◆ **Problem to solve**
Retype the records that follow, every line exactly as written.

Dataset records
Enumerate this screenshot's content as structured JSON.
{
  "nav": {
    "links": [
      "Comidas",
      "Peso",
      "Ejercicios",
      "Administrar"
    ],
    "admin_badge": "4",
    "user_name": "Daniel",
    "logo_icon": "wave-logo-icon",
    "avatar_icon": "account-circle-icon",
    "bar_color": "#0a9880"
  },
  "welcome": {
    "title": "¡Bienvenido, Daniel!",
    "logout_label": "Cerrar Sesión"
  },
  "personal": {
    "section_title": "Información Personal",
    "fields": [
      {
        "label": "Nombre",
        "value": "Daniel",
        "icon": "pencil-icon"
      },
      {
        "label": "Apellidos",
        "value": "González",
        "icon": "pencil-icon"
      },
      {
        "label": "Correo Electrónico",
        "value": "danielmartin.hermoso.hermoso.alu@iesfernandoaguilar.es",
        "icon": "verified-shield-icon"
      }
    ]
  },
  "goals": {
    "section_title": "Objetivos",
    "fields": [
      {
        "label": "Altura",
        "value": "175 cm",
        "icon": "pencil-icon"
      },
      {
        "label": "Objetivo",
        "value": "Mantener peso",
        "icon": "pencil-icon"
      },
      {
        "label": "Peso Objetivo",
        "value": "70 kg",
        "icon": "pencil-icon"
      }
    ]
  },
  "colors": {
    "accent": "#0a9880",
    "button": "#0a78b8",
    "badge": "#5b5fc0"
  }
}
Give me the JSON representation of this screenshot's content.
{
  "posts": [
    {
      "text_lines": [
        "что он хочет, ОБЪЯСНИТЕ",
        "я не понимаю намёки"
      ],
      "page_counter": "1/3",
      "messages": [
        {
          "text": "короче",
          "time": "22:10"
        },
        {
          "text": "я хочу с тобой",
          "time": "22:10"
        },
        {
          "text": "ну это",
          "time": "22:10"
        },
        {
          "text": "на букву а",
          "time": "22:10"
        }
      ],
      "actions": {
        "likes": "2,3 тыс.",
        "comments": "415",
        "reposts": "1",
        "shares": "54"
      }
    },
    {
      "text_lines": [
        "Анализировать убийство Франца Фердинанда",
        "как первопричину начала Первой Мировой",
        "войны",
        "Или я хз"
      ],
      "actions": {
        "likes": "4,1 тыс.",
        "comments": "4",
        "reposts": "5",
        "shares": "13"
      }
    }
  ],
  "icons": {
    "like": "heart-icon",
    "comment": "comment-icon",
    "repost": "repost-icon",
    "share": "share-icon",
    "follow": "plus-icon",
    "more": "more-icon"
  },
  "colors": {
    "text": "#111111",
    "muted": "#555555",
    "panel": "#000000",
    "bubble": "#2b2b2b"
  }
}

◆ **Output of the task**
Enumerate this screenshot's content as structured JSON.
{
  "nav": {
    "links": [
      "Comidas",
      "Peso",
      "Ejercicios",
      "Administrar"
    ],
    "admin_badge": "4",
    "user_name": "Daniel",
    "logo_icon": "wave-logo-icon",
    "avatar_icon": "account-circle-icon",
    "bar_color": "#0a9880"
  },
  "welcome": {
    "title": "¡Bienvenido, Daniel!",
    "logout_label": "Cerrar Sesión"
  },
  "personal": {
    "section_title": "Información Personal",
    "fields": [
      {
        "label": "Nombre",
        "value": "Daniel",
        "icon": "pencil-icon"
      },
      {
        "label": "Apellidos",
        "value": "González",
        "icon": "pencil-icon"
      },
      {
        "label": "Correo Electrónico",
        "value": "danielmartin.hermoso.hermoso.alu@iesfernandoaguilar.es",
        "icon": "verified-shield-icon"
      }
    ]
  },
  "goals": {
    "section_title": "Objetivos",
    "fields": [
      {
        "label": "Altura",
        "value": "175 cm",
        "icon": "pencil-icon"
      },
      {
        "label": "Objetivo",
        "value": "Mantener peso",
        "icon": "pencil-icon"
      },
      {
        "label": "Peso Objetivo",
        "value": "70 kg",
        "icon": "pencil-icon"
      }
    ]
  },
  "colors": {
    "accent": "#0a9880",
    "button": "#0a78b8",
    "badge": "#5b5fc0"
  }
}
Give me the JSON representation of this screenshot's content.
{
  "posts": [
    {
      "text_lines": [
        "что он хочет, ОБЪЯСНИТЕ",
        "я не понимаю намёки"
      ],
      "page_counter": "1/3",
      "messages": [
        {
          "text": "короче",
          "time": "22:10"
        },
        {
          "text": "я хочу с тобой",
          "time": "22:10"
        },
        {
          "text": "ну это",
          "time": "22:10"
        },
        {
          "text": "на букву а",
          "time": "22:10"
        }
      ],
      "actions": {
        "likes": "2,3 тыс.",
        "comments": "415",
        "reposts": "1",
        "shares": "54"
      }
    },
    {
      "text_lines": [
        "Анализировать убийство Франца Фердинанда",
        "как первопричину начала Первой Мировой",
        "войны",
        "Или я хз"
      ],
      "actions": {
        "likes": "4,1 тыс.",
        "comments": "4",
        "reposts": "5",
        "shares": "13"
      }
    }
  ],
  "icons": {
    "like": "heart-icon",
    "comment": "comment-icon",
    "repost": "repost-icon",
    "share": "share-icon",
    "follow": "plus-icon",
    "more": "more-icon"
  },
  "colors": {
    "text": "#111111",
    "muted": "#555555",
    "panel": "#000000",
    "bubble": "#2b2b2b"
  }
}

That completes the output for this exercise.